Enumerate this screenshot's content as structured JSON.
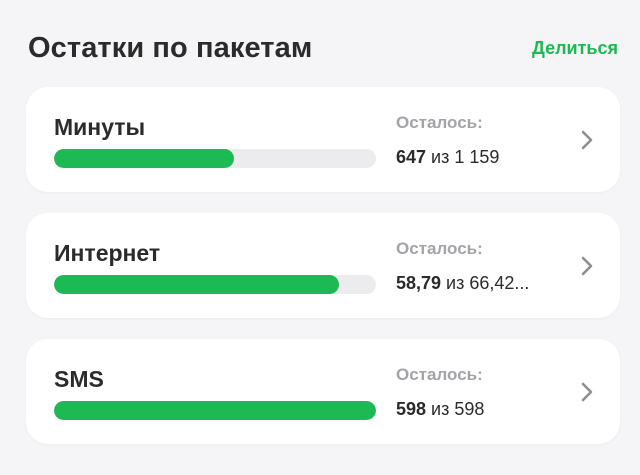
{
  "header": {
    "title": "Остатки по пакетам",
    "share_label": "Делиться"
  },
  "colors": {
    "accent": "#1db954",
    "track": "#ececee",
    "muted": "#a3a3a8"
  },
  "packages": [
    {
      "name": "Минуты",
      "remain_label": "Осталось:",
      "remaining": "647",
      "of_word": "из",
      "total": "1 159",
      "fill_fraction": 0.56,
      "icon": "chevron-right-icon"
    },
    {
      "name": "Интернет",
      "remain_label": "Осталось:",
      "remaining": "58,79",
      "of_word": "из",
      "total": "66,42...",
      "fill_fraction": 0.885,
      "icon": "chevron-right-icon"
    },
    {
      "name": "SMS",
      "remain_label": "Осталось:",
      "remaining": "598",
      "of_word": "из",
      "total": "598",
      "fill_fraction": 1.0,
      "icon": "chevron-right-icon"
    }
  ]
}
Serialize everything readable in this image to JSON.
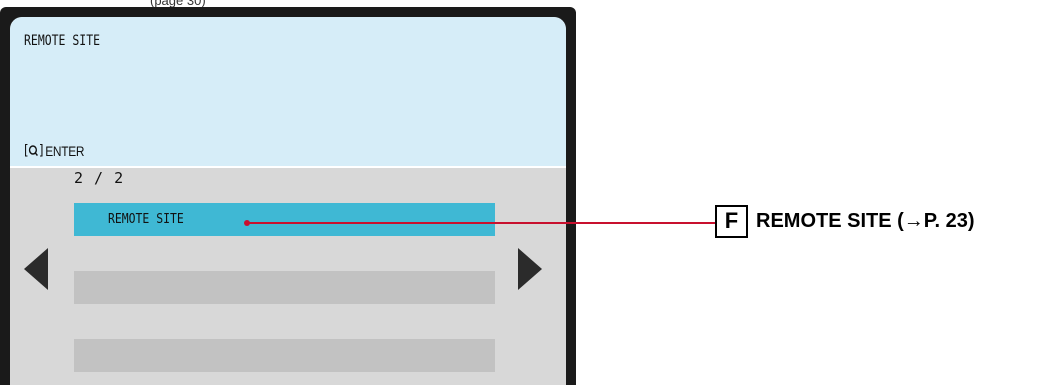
{
  "page_caption": "(page 30)",
  "screen": {
    "title": "REMOTE SITE",
    "hint": {
      "open_bracket": "[",
      "close_bracket": "]",
      "icon": "zoom-key-icon",
      "label": "ENTER"
    },
    "page_counter": "2 / 2",
    "items": [
      {
        "label": "REMOTE SITE",
        "selected": true
      },
      {
        "label": "",
        "selected": false
      },
      {
        "label": "",
        "selected": false
      }
    ],
    "nav": {
      "left_icon": "arrow-left-icon",
      "right_icon": "arrow-right-icon"
    }
  },
  "callout": {
    "badge": "F",
    "text": "REMOTE SITE (→P. 23)"
  },
  "colors": {
    "bezel": "#1a1a1a",
    "info_panel": "#d6edf8",
    "list_panel": "#d8d8d8",
    "selected_item": "#3fb8d4",
    "empty_item": "#c2c2c2",
    "callout_line": "#c8102e"
  }
}
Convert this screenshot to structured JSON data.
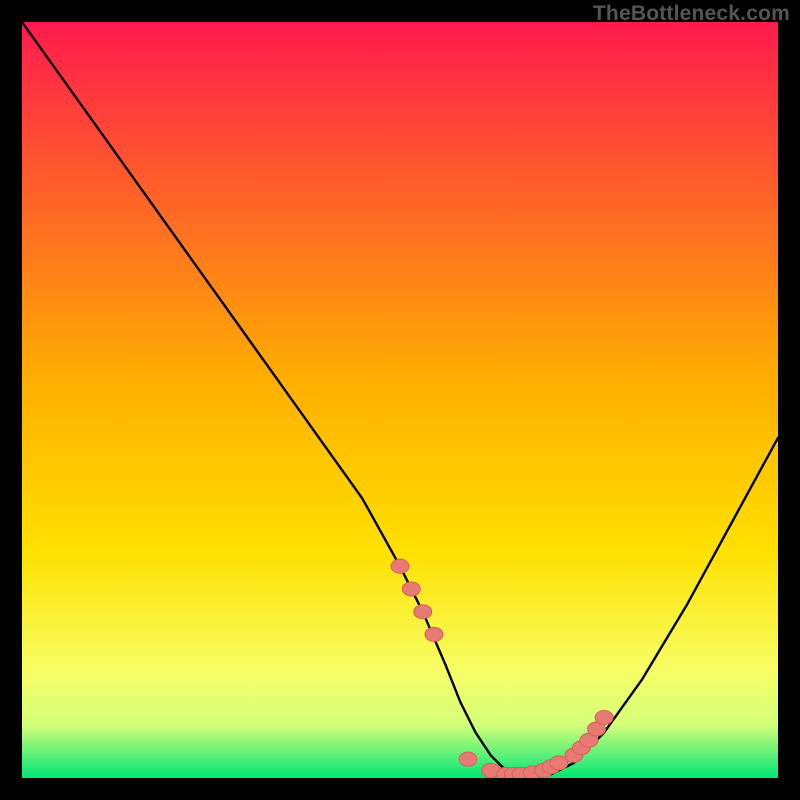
{
  "watermark": "TheBottleneck.com",
  "colors": {
    "background": "#000000",
    "gradient_top": "#ff1a4d",
    "gradient_mid": "#ffd400",
    "gradient_band": "#f7ff66",
    "gradient_bottom": "#00e676",
    "curve": "#000000",
    "marker_fill": "#e87a74",
    "marker_stroke": "#d85f58"
  },
  "chart_data": {
    "type": "line",
    "title": "",
    "xlabel": "",
    "ylabel": "",
    "xlim": [
      0,
      100
    ],
    "ylim": [
      0,
      100
    ],
    "grid": false,
    "series": [
      {
        "name": "bottleneck-curve",
        "x": [
          0,
          5,
          10,
          15,
          20,
          25,
          30,
          35,
          40,
          45,
          50,
          53,
          56,
          58,
          60,
          62,
          64,
          67,
          70,
          73,
          77,
          82,
          88,
          94,
          100
        ],
        "y": [
          100,
          93,
          86,
          79,
          72,
          65,
          58,
          51,
          44,
          37,
          28,
          22,
          15,
          10,
          6,
          3,
          1,
          0,
          0.5,
          2,
          6,
          13,
          23,
          34,
          45
        ]
      }
    ],
    "markers": {
      "name": "highlighted-points",
      "x": [
        50,
        51.5,
        53,
        54.5,
        59,
        62,
        64,
        65,
        66,
        67.5,
        69,
        70,
        71,
        73,
        74,
        75,
        76,
        77
      ],
      "y": [
        28,
        25,
        22,
        19,
        2.5,
        1,
        0.5,
        0.5,
        0.5,
        0.7,
        1,
        1.5,
        2,
        3,
        4,
        5,
        6.5,
        8
      ]
    }
  }
}
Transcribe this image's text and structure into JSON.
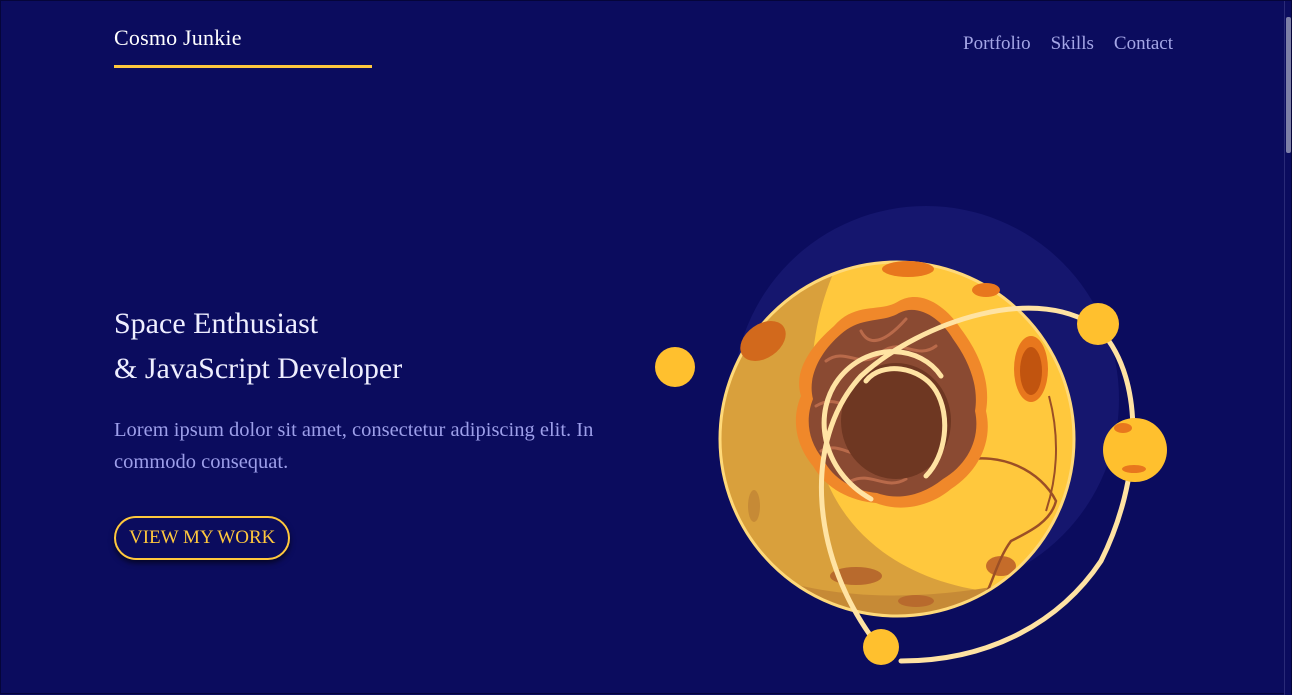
{
  "header": {
    "logo": "Cosmo Junkie",
    "nav": [
      "Portfolio",
      "Skills",
      "Contact"
    ]
  },
  "hero": {
    "title_line1": "Space Enthusiast",
    "title_line2": "& JavaScript Developer",
    "description": "Lorem ipsum dolor sit amet, consectetur adipiscing elit. In commodo consequat.",
    "cta_label": "VIEW MY WORK"
  },
  "illustration": {
    "name": "planet-with-orbiting-moons",
    "colors": {
      "background": "#0b0c5e",
      "accent": "#ffc83d",
      "planet": "#ffc83d",
      "crater": "#8a4a32",
      "nav_text": "#a4a6e6",
      "body_text": "#9d9fea"
    }
  }
}
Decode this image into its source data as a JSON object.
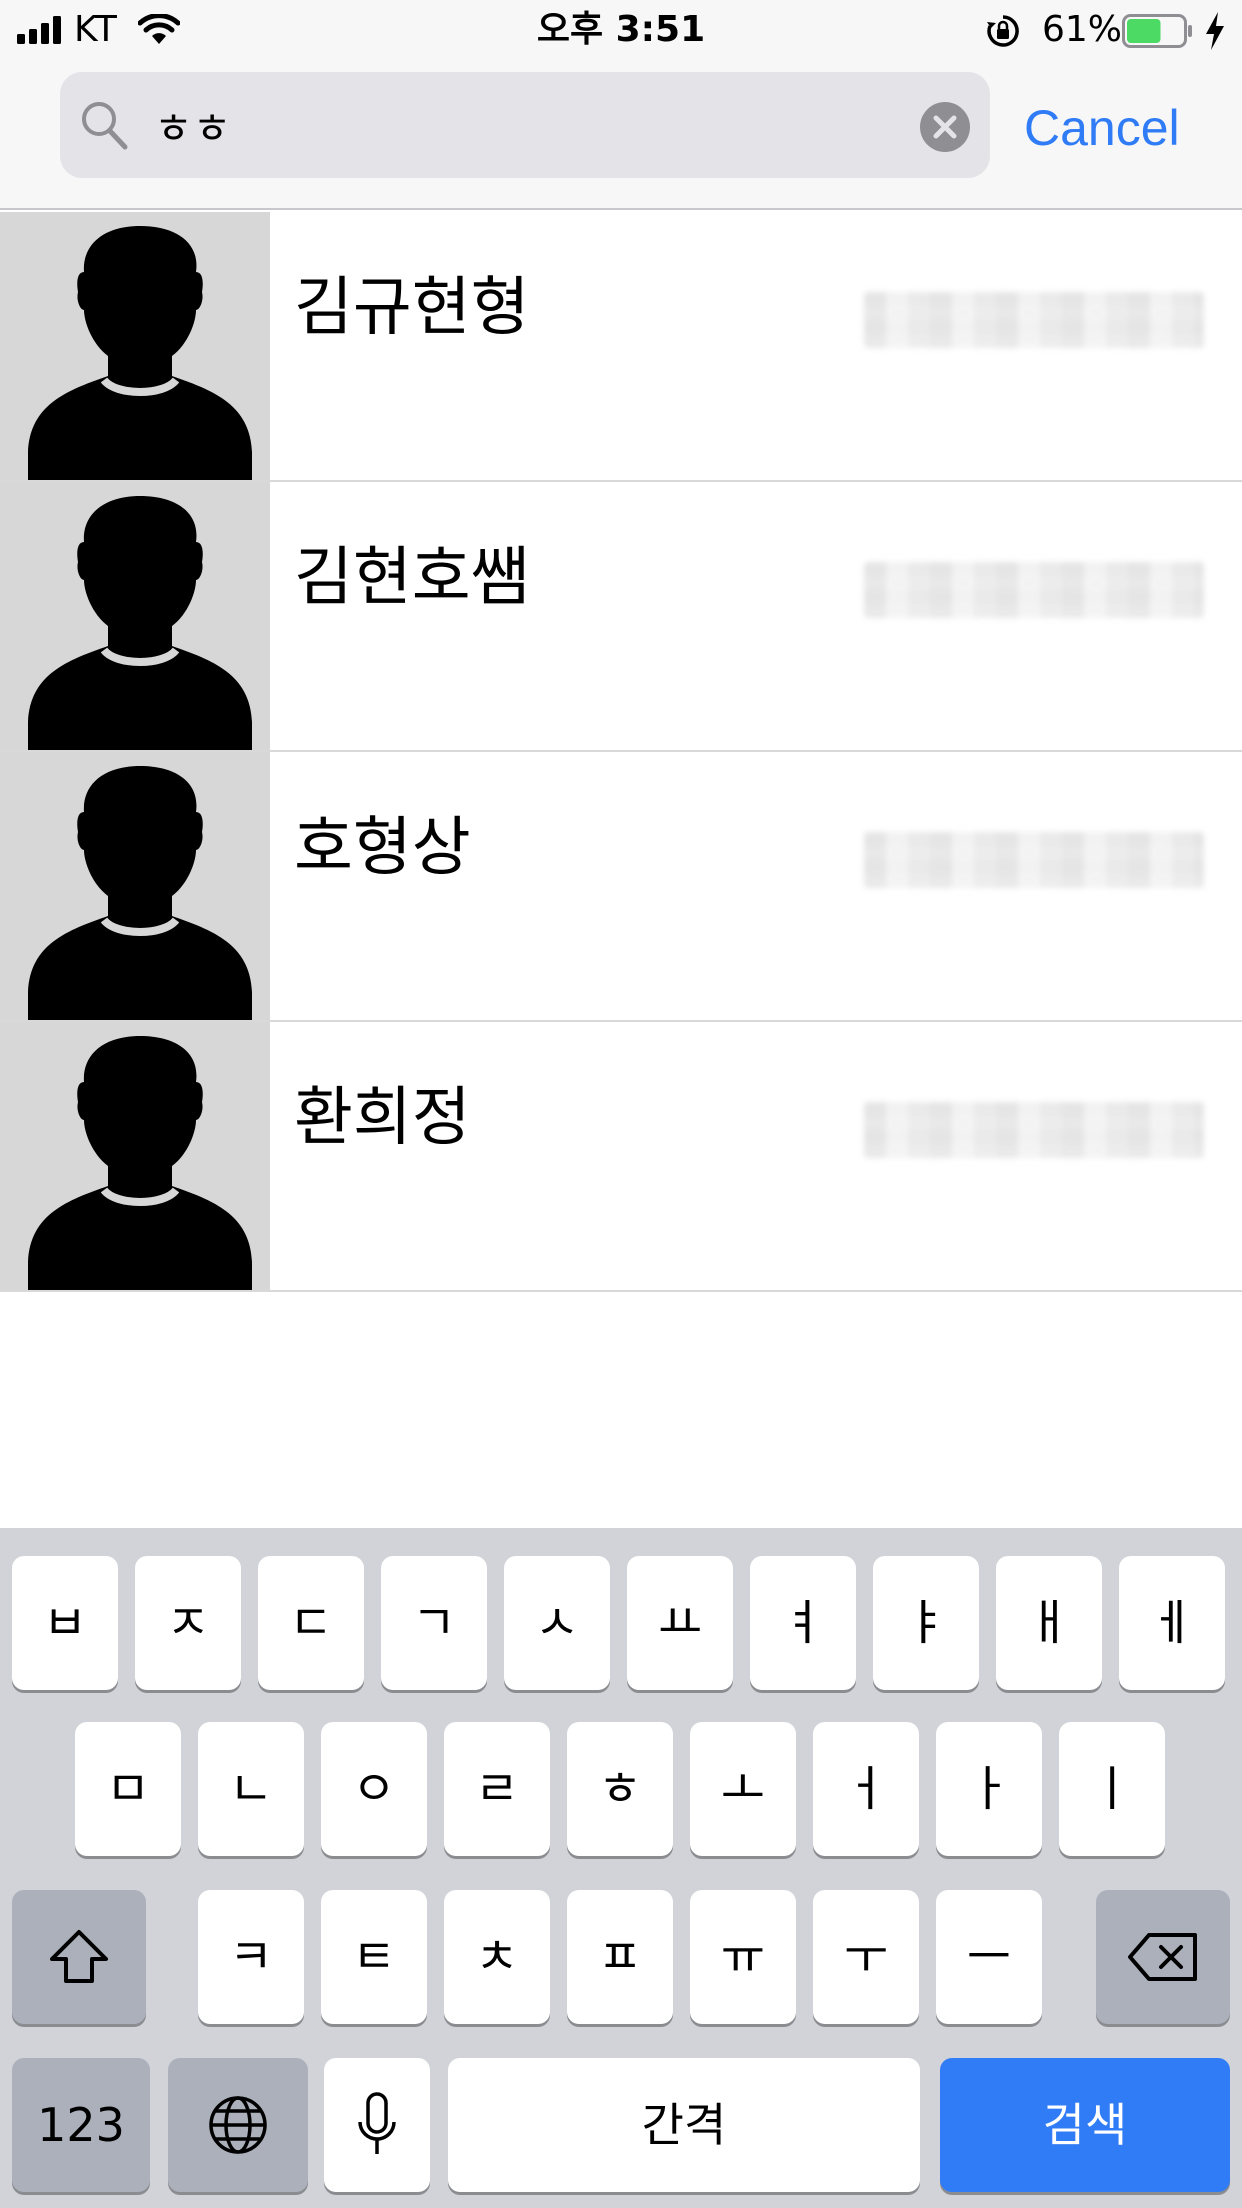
{
  "status_bar": {
    "carrier": "KT",
    "time": "오후 3:51",
    "battery_percent": "61%",
    "battery_level": 0.61
  },
  "search": {
    "query": "ㅎㅎ",
    "cancel_label": "Cancel"
  },
  "results": [
    {
      "name": "김규현형"
    },
    {
      "name": "김현호쌤"
    },
    {
      "name": "호형상"
    },
    {
      "name": "환희정"
    }
  ],
  "keyboard": {
    "row1": [
      "ㅂ",
      "ㅈ",
      "ㄷ",
      "ㄱ",
      "ㅅ",
      "ㅛ",
      "ㅕ",
      "ㅑ",
      "ㅐ",
      "ㅔ"
    ],
    "row2": [
      "ㅁ",
      "ㄴ",
      "ㅇ",
      "ㄹ",
      "ㅎ",
      "ㅗ",
      "ㅓ",
      "ㅏ",
      "ㅣ"
    ],
    "row3": [
      "ㅋ",
      "ㅌ",
      "ㅊ",
      "ㅍ",
      "ㅠ",
      "ㅜ",
      "ㅡ"
    ],
    "numbers_label": "123",
    "space_label": "간격",
    "search_label": "검색"
  },
  "colors": {
    "accent": "#2f7cf6",
    "keyboard_bg": "#d1d3d9",
    "avatar_bg": "#d7d7d7"
  }
}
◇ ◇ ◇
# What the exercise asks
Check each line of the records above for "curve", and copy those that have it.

# Output of the exercise
    "curve": "#000000",
        "name": "bottleneck-curve",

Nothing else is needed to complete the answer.